The county school report represented three years worth of student testing. The results break a long-standing pattern of lagging scores for black and Latino students.
Across the nation, as well as in the San Diego schools, gaps have long been evident between races in many academic measures, such as SAT scores, dropout rates, and college prep course enrollment.
There are many theories as to why the gap exists. Some believe high-achieving minority students are condemned by their peers as “acting white”, while others believe that racism is built into the institution to discourage minorities from enrolling in rigorous courses. It is even believed that predominantly low-income, minority schools generally employ inexperienced or uncredentialed teachers.
Whatever the problem, it seems the San Diego schools and other districts in the county are resolving it. About three years ago, 42 school district superintendents, including the San Diego schools, pledged to help black and Latino students bring their math skills up to par. The Superintendents’ Achievement Gap Task Force closed the gap by using teacher training, prep courses, increased teaching time for struggling students, and a symposia for county educators to share techniques and results. A variety of methods were employed to ensure students had every opportunity to succeed.
By class of 2006 graduation day, 92.3 percent of blacks and Latinos had passed the test, and 98.5 percent of whites and Asians had passed. When the class of 2006 first took the exam two years ago, 65 percent of blacks and Latinos passed the math portion, with 90 percent of whites and Asians passing it.
The math portion of the California High School Exit Exam covers middle school math and some algebra. A score of at least 55 percent must be achieved to pass the exam. Students first take the exam in their sophomore year and have numerous chances in their junior and senior years to retake the exam. The test was first administered in 2001, but the requirement to pass or not receive a high school diploma was implemented with the class of 2006.
Passing the math portion is of particular concern to the San Diego schools, where 43 percent of its students fall into this lagging behind category. Latino children represent its largest racial or ethnic group.
San Diego schools Superintendent Carl Cohn pointed out the importance of this test. He said it means the difference between a lifetime of unemployment and/or incarceration and a successful lifestyle for San Diego schools students. “It makes all the difference in the world,” stated Cohn. “The test is genuinely high stakes.”

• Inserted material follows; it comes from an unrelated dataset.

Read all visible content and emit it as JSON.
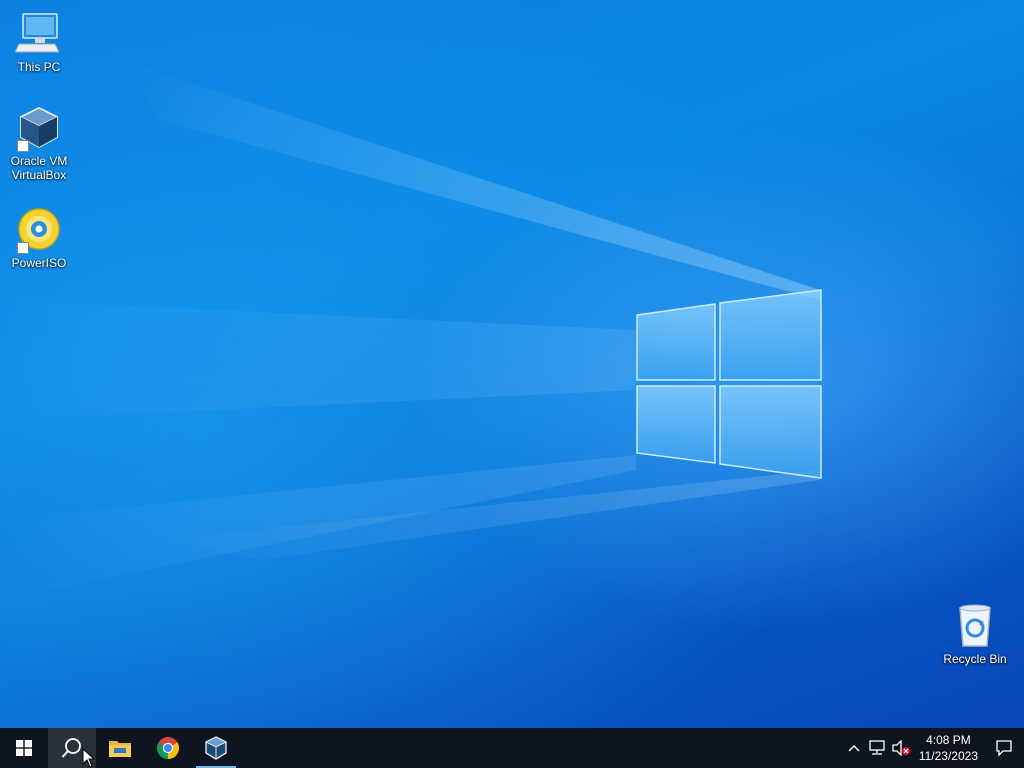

The National Center for Education Statistics underscores the San Diego schools superintendent’s remarks. It reports that, if a student enrolls in algebra in the eighth grade, the chances that student will apply to a four-year college almost doubles.
With all the good results for the county’s class of 2006, 1,207 students were denied diplomas, because they did not pass the math portion of the exit exam. Thus, for the San Diego schools, a gap is still a gap. San Diego schools officials acknowledge that more work needs to be done to bring blacks and Latinos’ pass rates up within the San Diego schools.